Remember safety during constructionBy Steve Estes
Whatever decision gets made on what properties in the Cudjoe Regional Wastewater System service area get converted from low-pressure grinder pump to gravity pipes does not affect the actual development of the project from a construction standpoint.
There are about 1,700 properties still remaining on the planned grinder pump portion of the Cudjoe Regional project which spans from Lower Sugarloaf Key to Big Pine Key. The Board of County Commissioners is expected to convert at least some of those to gravity pipes during a special meeting Friday in Key West.
And while all of this is going on, there are three contractors busily installing pipes of some kind, or building a new treatment, in various areas throughout the Lower Keys.
While county officials and officials from the Florida Keys Aqueduct Authority focus their efforts on the gravity versus grinder issue, neighborhoods are beginning to feel the impacts of large equipment doing what musty be done….laying pipes in the ground.
We understand that the final configuration of the collection system for the Lower Keys will be vitally important to many in future years. That final configuration deserves long and serious consideration.
But what is happening right now, today, in neighborhoods allover the Lower Keys also deserves long and serious consideration.
We have been inundated with calls and emails from local residents who have, shall we say, issues, with the ongoing construction.
And what type of pipe going in the ground isn’t the primary issue.
People are concerned with a perceived lack of attention being paid to safety concerns while some serious construction efforts are underway.
They are also concerned with a perceived lack of common courtesy being paid to the surrounding homeowners while the construction proceeds at near breakneck pace.
Already we have heard reports of open trenches being left that way at the end of the work day for the crews, sometimes with a cone delineating an open hole, sometimes with a metal cap over the hole, and sometimes with freshly filled holes and unpacked fill.
We all realize that a construction project of this magnitude will create some hardship on the adjacent property owners. And we have all accepted that.

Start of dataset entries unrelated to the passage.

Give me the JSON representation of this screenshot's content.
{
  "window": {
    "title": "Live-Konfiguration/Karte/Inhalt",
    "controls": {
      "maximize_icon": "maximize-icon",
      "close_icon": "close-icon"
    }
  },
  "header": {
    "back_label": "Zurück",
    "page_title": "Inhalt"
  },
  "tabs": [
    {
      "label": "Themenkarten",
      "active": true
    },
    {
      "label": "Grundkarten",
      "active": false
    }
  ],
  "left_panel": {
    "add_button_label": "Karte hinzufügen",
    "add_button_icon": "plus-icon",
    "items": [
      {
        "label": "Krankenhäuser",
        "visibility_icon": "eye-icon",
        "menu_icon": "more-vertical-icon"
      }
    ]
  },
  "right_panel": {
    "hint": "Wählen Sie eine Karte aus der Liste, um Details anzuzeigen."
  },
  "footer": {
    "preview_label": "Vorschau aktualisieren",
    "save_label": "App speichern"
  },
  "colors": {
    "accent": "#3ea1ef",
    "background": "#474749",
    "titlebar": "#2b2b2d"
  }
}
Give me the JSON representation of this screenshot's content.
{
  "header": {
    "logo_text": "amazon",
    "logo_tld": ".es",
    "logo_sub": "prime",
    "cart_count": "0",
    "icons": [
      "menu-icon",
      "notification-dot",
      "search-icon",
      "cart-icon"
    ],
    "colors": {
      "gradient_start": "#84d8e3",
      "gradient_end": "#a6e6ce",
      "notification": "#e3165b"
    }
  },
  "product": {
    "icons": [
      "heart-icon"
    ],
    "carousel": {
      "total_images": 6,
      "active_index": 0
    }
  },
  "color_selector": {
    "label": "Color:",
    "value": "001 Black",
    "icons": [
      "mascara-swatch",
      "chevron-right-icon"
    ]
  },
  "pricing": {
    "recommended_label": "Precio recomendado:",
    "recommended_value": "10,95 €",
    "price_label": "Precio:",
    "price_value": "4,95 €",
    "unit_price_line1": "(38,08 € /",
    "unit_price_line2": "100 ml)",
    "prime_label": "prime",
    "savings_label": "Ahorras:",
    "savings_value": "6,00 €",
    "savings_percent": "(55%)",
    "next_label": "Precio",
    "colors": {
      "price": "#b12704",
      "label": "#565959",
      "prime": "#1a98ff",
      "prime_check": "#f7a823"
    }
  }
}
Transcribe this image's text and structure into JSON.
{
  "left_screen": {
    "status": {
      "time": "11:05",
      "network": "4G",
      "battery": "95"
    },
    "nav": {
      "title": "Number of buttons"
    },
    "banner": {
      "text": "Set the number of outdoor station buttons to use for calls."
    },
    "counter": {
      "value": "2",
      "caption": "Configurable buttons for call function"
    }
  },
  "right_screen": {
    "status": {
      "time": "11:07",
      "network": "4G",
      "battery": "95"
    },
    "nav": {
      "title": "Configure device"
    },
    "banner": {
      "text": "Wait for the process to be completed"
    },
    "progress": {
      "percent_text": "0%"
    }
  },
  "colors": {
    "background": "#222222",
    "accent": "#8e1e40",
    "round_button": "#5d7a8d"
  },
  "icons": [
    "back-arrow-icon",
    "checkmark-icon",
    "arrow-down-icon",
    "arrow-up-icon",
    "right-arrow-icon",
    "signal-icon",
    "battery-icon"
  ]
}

But we expect standard safety precautions to be taken.
Some of the streets where work is taking place are narrow. Crews directing traffic must ensure that even large vehicles can safely traverse the area without driving into an open trench. That problem promises to get worse as crews start on Big Pine where there are streets 20 feet in width or less with no appreciable shoulder.
Equipment left on scene overnight must be safely out of any remaining travel lanes.
Any open trenches must be covered and adequately marked when work crews are not on scene. There can never be too many safety cones alerting drivers to an impending hazard.
Safety concerns thus far addressed with contractors seem to have been rapidly addressed in those locations, but they also seem to crop up again at a different location.
And that is unacceptable.
So it is beholden on FKAA officials, who are the de facto general contractors on this massive job, to have safety inspectors out at all hours to make sure that something we all acknowledge must be done is done without the potential for tragedy brought about by inattention to simple safety concerns.
We would also ask that FKAA officials put some work-hour limits on the contractors.
We’ve had reports of crews still on the job with noisy, dust-belching equipment until well after nightfall, even after a time when parents normally are putting children down for the night.
The noise and dust from this construction job isn’t conducive to uninterrupted sleep in the early night hours for school-age children.
On the flip side, a 7 a.m. start time doesn’t do much for the sleeping habits of the many in our population who work nights in the hospitality industry.
This is a necessary project but it can be conducted in a much safer, much more resident friendly manner.
And it should be.